Noura Al Sheikh, General Director for Women Social Supervision in Mecca, shed light on the causes of domestic violence and the dangers in the increasing numbers of nuclear families. When families do not share their difficulties with other members, they run the risk of increasing conflicts and developing psychological and social problems that can affect the entire society, she said. Noura al Sheikh called on social institutions to cooperate in order to face the threat of domestic violence because “victims are likely to inflict the same violence on others, whether inside the family or in society. Terrorism is one such example.”

Noura recommended the media expose outdated social beliefs and disseminate true Islamic values. The judiciary should also stop requiring women who want to initiate a khul divorce to pay compensation because, in a number of cases, “women have suffered from inhumane treatment,” she said.

The lecturer also proposed to retain full legal rights even in cases where the victims of domestic violence withdraw their claims because it would halt the spread of abuse against women and children. She also called for legal deterrents against domestic violence to be strengthened, family courts to be set up, as well as empowering school specialists by giving them additional powers to protect children and build safe houses throughout the Kingdom.

Charity organizations and other benefactors should establish charitable waqfs (endowments) to benefit the victims and “Charitable organizations should establish these centers and supervise them until they can manage themselves,” she added.

For her part, al Anqari expressed her distress at the number of cases of domestic violence in Saudi Arabia and indicated that, “despite a lack of accurate statistics, I know from experience that domestic violence has reached horrific levels.”

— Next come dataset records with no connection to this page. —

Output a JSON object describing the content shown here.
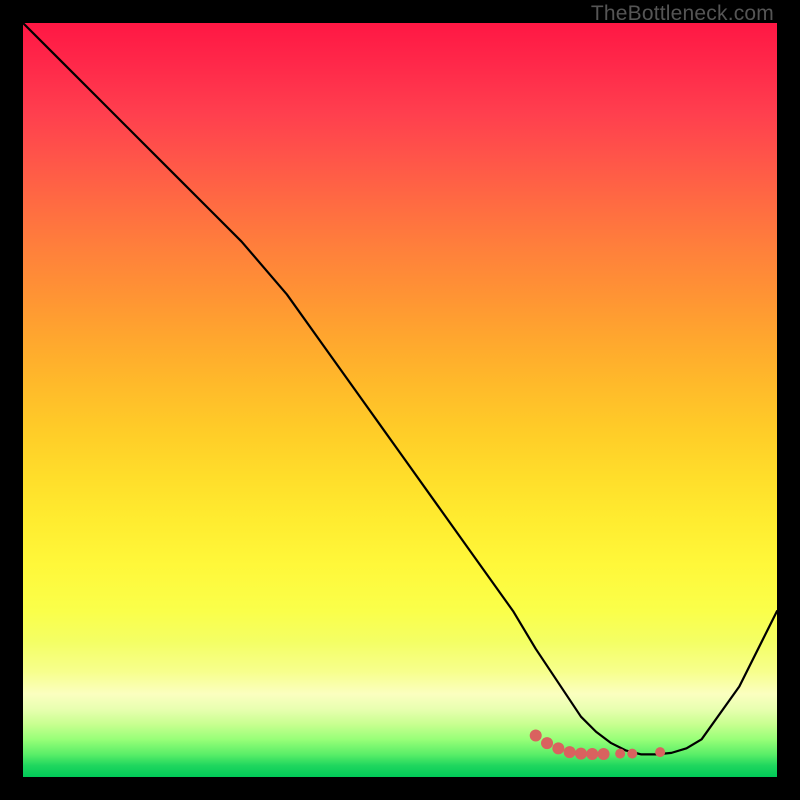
{
  "attribution": "TheBottleneck.com",
  "chart_data": {
    "type": "line",
    "title": "",
    "xlabel": "",
    "ylabel": "",
    "xlim": [
      0,
      100
    ],
    "ylim": [
      0,
      100
    ],
    "series": [
      {
        "name": "bottleneck-curve",
        "x": [
          0,
          5,
          10,
          15,
          20,
          25,
          29,
          35,
          40,
          45,
          50,
          55,
          60,
          65,
          68,
          70,
          72,
          74,
          76,
          78,
          80,
          82,
          84,
          86,
          88,
          90,
          95,
          100
        ],
        "y": [
          100,
          95,
          90,
          85,
          80,
          75,
          71,
          64,
          57,
          50,
          43,
          36,
          29,
          22,
          17,
          14,
          11,
          8,
          6,
          4.5,
          3.5,
          3,
          3,
          3.2,
          3.8,
          5,
          12,
          22
        ]
      }
    ],
    "markers": {
      "name": "optimal-zone",
      "color": "#d9625f",
      "points": [
        {
          "x": 68,
          "y": 5.5,
          "r": 6
        },
        {
          "x": 69.5,
          "y": 4.5,
          "r": 6
        },
        {
          "x": 71,
          "y": 3.8,
          "r": 6
        },
        {
          "x": 72.5,
          "y": 3.3,
          "r": 6
        },
        {
          "x": 74,
          "y": 3.1,
          "r": 6
        },
        {
          "x": 75.5,
          "y": 3.05,
          "r": 6
        },
        {
          "x": 77,
          "y": 3.05,
          "r": 6
        },
        {
          "x": 79.2,
          "y": 3.1,
          "r": 5
        },
        {
          "x": 80.8,
          "y": 3.1,
          "r": 5
        },
        {
          "x": 84.5,
          "y": 3.3,
          "r": 5
        }
      ]
    }
  }
}
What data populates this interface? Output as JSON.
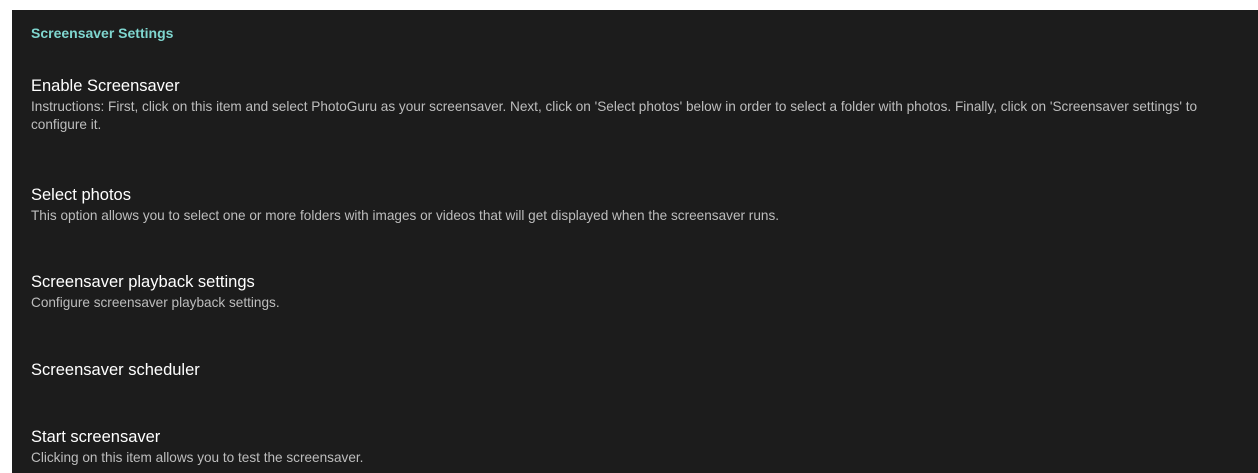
{
  "category": {
    "title": "Screensaver Settings"
  },
  "items": [
    {
      "title": "Enable Screensaver",
      "summary": "Instructions: First, click on this item and select PhotoGuru as your screensaver. Next, click on 'Select photos' below in order to select a folder with photos. Finally, click on 'Screensaver settings' to configure it."
    },
    {
      "title": "Select photos",
      "summary": "This option allows you to select one or more folders with images or videos that will get displayed when the screensaver runs."
    },
    {
      "title": "Screensaver playback settings",
      "summary": "Configure screensaver playback settings."
    },
    {
      "title": "Screensaver scheduler",
      "summary": ""
    },
    {
      "title": "Start screensaver",
      "summary": "Clicking on this item allows you to test the screensaver."
    }
  ],
  "colors": {
    "background": "#1c1c1c",
    "accent": "#7fd6cf",
    "title_text": "#ffffff",
    "summary_text": "#bdbdbd"
  }
}
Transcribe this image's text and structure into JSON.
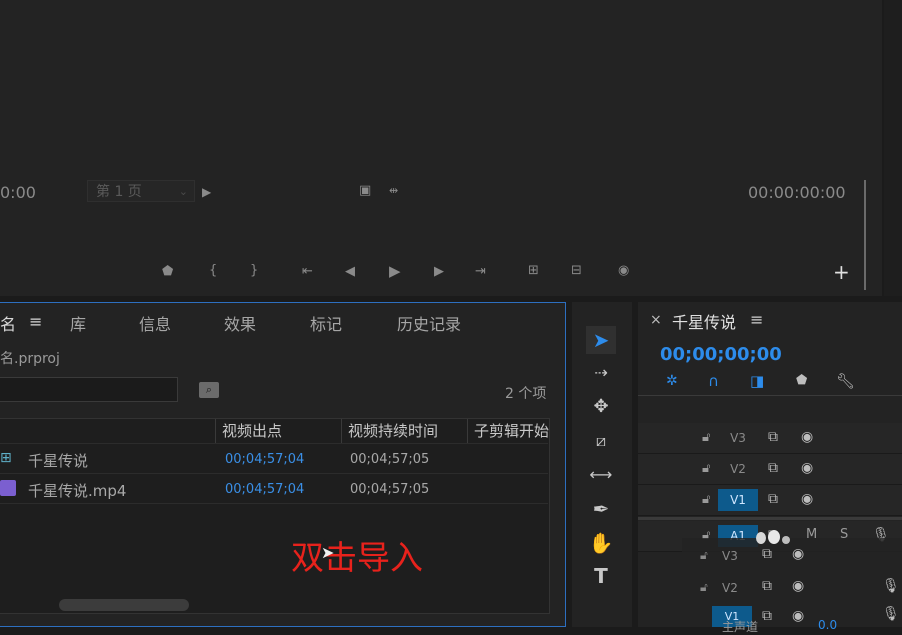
{
  "monitor": {
    "timecode_left": "0:00",
    "page_select": "第 1 页",
    "timecode_right": "00:00:00:00"
  },
  "project": {
    "tabs": [
      "名",
      "库",
      "信息",
      "效果",
      "标记",
      "历史记录"
    ],
    "project_file": "名.prproj",
    "item_count": "2 个项",
    "columns": [
      "视频出点",
      "视频持续时间",
      "子剪辑开始"
    ],
    "rows": [
      {
        "name": "千星传说",
        "video_out": "00;04;57;04",
        "duration": "00;04;57;05"
      },
      {
        "name": "千星传说.mp4",
        "video_out": "00;04;57;04",
        "duration": "00;04;57;05"
      }
    ],
    "overlay_text": "双击导入"
  },
  "timeline": {
    "close": "×",
    "title": "千星传说",
    "timecode": "00;00;00;00",
    "tracks": [
      "V3",
      "V2",
      "V1",
      "A1"
    ],
    "audio_ms": [
      "M",
      "S"
    ],
    "ghost_tracks": [
      "V3",
      "V2",
      "V1"
    ],
    "footer_text": "主声道",
    "footer_value": "0.0"
  },
  "icons": {
    "menu": "hamburger-icon",
    "search": "search-bin-icon",
    "lock": "lock-icon",
    "eye": "eye-icon",
    "mic": "microphone-icon",
    "selection_tool": "arrow-icon"
  },
  "colors": {
    "accent_blue": "#2d8ceb",
    "overlay_red": "#e8221c",
    "selected_track": "#0d5a8c"
  }
}
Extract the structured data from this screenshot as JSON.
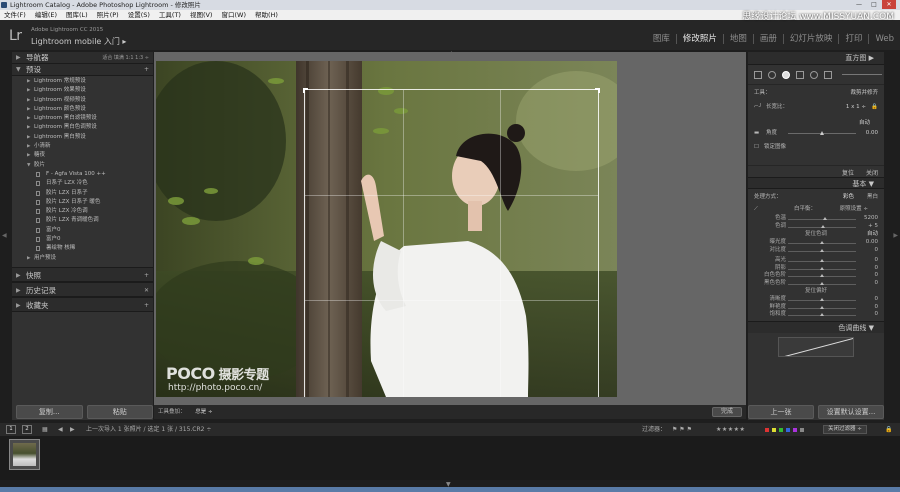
{
  "window": {
    "title": "Lightroom Catalog - Adobe Photoshop Lightroom - 修改照片",
    "watermark": "思缘设计论坛 www.MISSYUAN.COM",
    "controls": [
      "—",
      "□",
      "✕"
    ]
  },
  "menu": [
    "文件(F)",
    "编辑(E)",
    "图库(L)",
    "照片(P)",
    "设置(S)",
    "工具(T)",
    "视图(V)",
    "窗口(W)",
    "帮助(H)"
  ],
  "identity": {
    "logo": "Lr",
    "product": "Adobe Lightroom CC 2015",
    "mobile": "Lightroom mobile 入门 ▸"
  },
  "modules": [
    "图库",
    "修改照片",
    "地图",
    "画册",
    "幻灯片放映",
    "打印",
    "Web"
  ],
  "left": {
    "navigator": {
      "title": "导航器",
      "options": "适合  填满  1:1  1:3 ÷"
    },
    "presets": {
      "title": "预设",
      "items": [
        {
          "label": "Lightroom 常规预设",
          "level": 0
        },
        {
          "label": "Lightroom 效果预设",
          "level": 0
        },
        {
          "label": "Lightroom 视频预设",
          "level": 0
        },
        {
          "label": "Lightroom 颜色预设",
          "level": 0
        },
        {
          "label": "Lightroom 黑白滤镜预设",
          "level": 0
        },
        {
          "label": "Lightroom 黑白色调预设",
          "level": 0
        },
        {
          "label": "Lightroom 黑白预设",
          "level": 0
        },
        {
          "label": "小清新",
          "level": 0
        },
        {
          "label": "糖夜",
          "level": 0
        },
        {
          "label": "胶片",
          "level": 0,
          "open": true
        },
        {
          "label": "F - Agfa Vista 100 ++",
          "level": 1
        },
        {
          "label": "日系子 LZX 冷色",
          "level": 1
        },
        {
          "label": "胶片 LZX 日系子",
          "level": 1
        },
        {
          "label": "胶片 LZX 日系子 暖色",
          "level": 1
        },
        {
          "label": "胶片 LZX 冷色调",
          "level": 1
        },
        {
          "label": "胶片 LZX 青调暖色调",
          "level": 1
        },
        {
          "label": "富户0",
          "level": 1
        },
        {
          "label": "富户0",
          "level": 1
        },
        {
          "label": "暑绘物 核稀",
          "level": 1
        },
        {
          "label": "用户预设",
          "level": 0
        }
      ]
    },
    "sections": [
      {
        "title": "快照",
        "icon": "+"
      },
      {
        "title": "历史记录",
        "icon": "✕"
      },
      {
        "title": "收藏夹",
        "icon": "+"
      }
    ],
    "buttons": {
      "copy": "复制...",
      "paste": "粘贴"
    }
  },
  "center": {
    "watermark_logo": "POCO",
    "watermark_cn": "摄影专题",
    "watermark_url": "http://photo.poco.cn/",
    "toolbar_label": "工具叠加：",
    "toolbar_value": "总是 ÷",
    "done": "完成"
  },
  "right": {
    "histogram_title": "直方图",
    "tools_label": "工具：",
    "tools_value": "裁剪并修齐",
    "aspect_label": "长宽比：",
    "aspect_value": "1 x 1 ÷",
    "auto": "自动",
    "angle_label": "角度",
    "angle_value": "0.00",
    "constrain": "锁定图像",
    "reset": "复位",
    "close": "关闭",
    "basic_title": "基本",
    "treatment_label": "处理方式：",
    "treatment_color": "彩色",
    "treatment_bw": "黑白",
    "wb_label": "白平衡：",
    "wb_value": "原照设置 ÷",
    "wb_rows": [
      {
        "label": "色温",
        "value": "5200",
        "pos": 0.55
      },
      {
        "label": "色调",
        "value": "+ 5",
        "pos": 0.52
      }
    ],
    "tone_title": "色调",
    "tone_prefix": "复位",
    "tone_auto": "自动",
    "tone_rows": [
      {
        "label": "曝光度",
        "value": "0.00",
        "pos": 0.5
      },
      {
        "label": "对比度",
        "value": "0",
        "pos": 0.5
      }
    ],
    "tone_rows2": [
      {
        "label": "高光",
        "value": "0",
        "pos": 0.5
      },
      {
        "label": "阴影",
        "value": "0",
        "pos": 0.5
      },
      {
        "label": "白色色阶",
        "value": "0",
        "pos": 0.5
      },
      {
        "label": "黑色色阶",
        "value": "0",
        "pos": 0.5
      }
    ],
    "presence_title": "偏好",
    "presence_prefix": "复位",
    "presence_rows": [
      {
        "label": "清晰度",
        "value": "0",
        "pos": 0.5
      },
      {
        "label": "鲜艳度",
        "value": "0",
        "pos": 0.5
      },
      {
        "label": "饱和度",
        "value": "0",
        "pos": 0.5
      }
    ],
    "tone_curve_title": "色调曲线",
    "buttons": {
      "prev": "上一张",
      "defaults": "设置默认设置..."
    }
  },
  "filmstrip": {
    "page1": "1",
    "page2": "2",
    "source": "上一次导入   1 张照片 / 选定 1 张 / 315.CR2 ÷",
    "filter_label": "过滤器：",
    "stars": "★★★★★",
    "filter_off": "关闭过滤器 ÷",
    "label_colors": [
      "#d33",
      "#dd3",
      "#3b3",
      "#36d",
      "#a3d",
      "#888"
    ]
  },
  "colors": {
    "panel_bg": "#323232",
    "center_bg": "#666666",
    "accent": "#e8e8e8"
  }
}
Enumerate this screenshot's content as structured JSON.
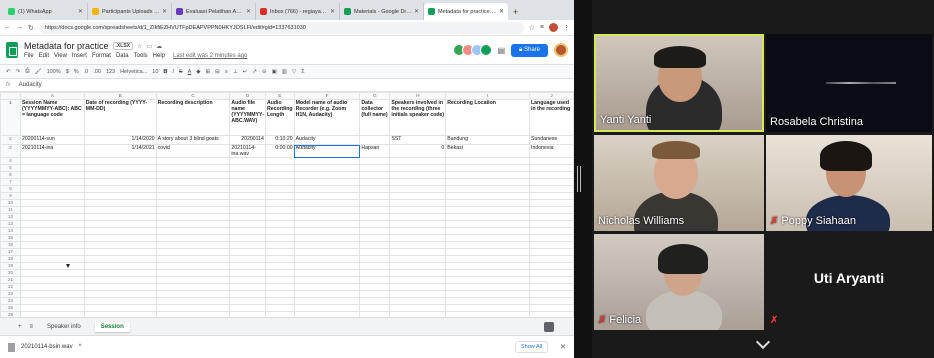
{
  "browser": {
    "tabs": [
      {
        "label": "(1) WhatsApp",
        "color": "#25d366"
      },
      {
        "label": "Participants Uploads - Goo",
        "color": "#f4b400"
      },
      {
        "label": "Evaluasi Pelatihan Audacity",
        "color": "#673ab7"
      },
      {
        "label": "Inbox (766) - regiayanti@...",
        "color": "#d93025"
      },
      {
        "label": "Materials - Google Drive",
        "color": "#0f9d58"
      },
      {
        "label": "Metadata for practice.xlsx",
        "color": "#0f9d58"
      }
    ],
    "new_tab": "+",
    "url": "https://docs.google.com/spreadsheets/d/1_ZIkfiEZHVUTFpDEAPVPPN0HKYJOSLFi/edit#gid=1337631030"
  },
  "doc": {
    "title": "Metadata for practice",
    "badge": ".XLSX",
    "menus": [
      "File",
      "Edit",
      "View",
      "Insert",
      "Format",
      "Data",
      "Tools",
      "Help"
    ],
    "last_edit": "Last edit was 2 minutes ago",
    "share": "Share"
  },
  "toolbar": {
    "zoom": "100%",
    "currency": "$",
    "percent": "%",
    "dec1": ".0",
    "dec2": ".00",
    "format": "123",
    "font": "Helvetica...",
    "size": "10",
    "bold": "B",
    "italic": "I",
    "strike": "S",
    "underline": "A"
  },
  "formula": {
    "fx": "fx",
    "value": "Audacity"
  },
  "sheet": {
    "columns": [
      "A",
      "B",
      "C",
      "D",
      "E",
      "F",
      "G",
      "H",
      "I",
      "J"
    ],
    "header": [
      "Session Name (YYYYMMYY-ABC): ABC = language code",
      "Date of recording (YYYY-MM-DD)",
      "Recording description",
      "Audio file name (YYYYMMYY-ABC.WAV)",
      "Audio Recording Length",
      "Model name of audio Recorder (e.g. Zoom H1N, Audacity)",
      "Data collector (full name)",
      "Speakers involved in the recording (three initials speaker code)",
      "Recording Location",
      "Language used in the recording"
    ],
    "rows": [
      [
        "20200114-sun",
        "1/14/2020",
        "A story about 3 blind goats",
        "20200114",
        "0:10:20",
        "Audacity",
        "",
        "SST",
        "Bandung",
        "Sundanese"
      ],
      [
        "20210114-ina",
        "1/14/2021",
        "covid",
        "20210114-ina.wav",
        "0:00:00",
        "Audacity",
        "Hapsari",
        "0",
        "Bekasi",
        "Indonesia"
      ]
    ],
    "row_numbers": [
      "1",
      "2",
      "3",
      "4",
      "5",
      "6",
      "7",
      "8",
      "9",
      "10",
      "11",
      "12",
      "13",
      "14",
      "15",
      "16",
      "17",
      "18",
      "19",
      "20",
      "21",
      "22",
      "23",
      "24",
      "25",
      "26",
      "27",
      "28"
    ]
  },
  "sheet_tabs": {
    "add": "+",
    "all": "≡",
    "tabs": [
      "Speaker info",
      "Session"
    ],
    "active": "Session"
  },
  "download": {
    "file": "20210114-bsin.wav",
    "show_all": "Show All",
    "close": "✕"
  },
  "participants": [
    {
      "name": "Yanti Yanti",
      "muted": false
    },
    {
      "name": "Rosabela Christina",
      "muted": false
    },
    {
      "name": "Nicholas Williams",
      "muted": false
    },
    {
      "name": "Poppy Siahaan",
      "muted": true
    },
    {
      "name": "Felicia",
      "muted": true
    },
    {
      "name": "Uti Aryanti",
      "muted": true
    }
  ],
  "colors": {
    "accent": "#1a73e8",
    "sheets_green": "#0f9d58",
    "active_speaker": "#d7e65a",
    "muted": "#e53935"
  }
}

Prevention and treatment play an important role in combating domestic violence, al Anqari stated. Despite the difficulties and the time required, treatment was very important and should include rehabilitation. Protection, the easier and cheaper option was also crucial in the fight against domestic violence, “especially as 60% of the Saudi population are aged twenty and under. If we know how to raise them in a healthy environment in the home and at school, we will succeed in preventing domestic violence and violence in general.”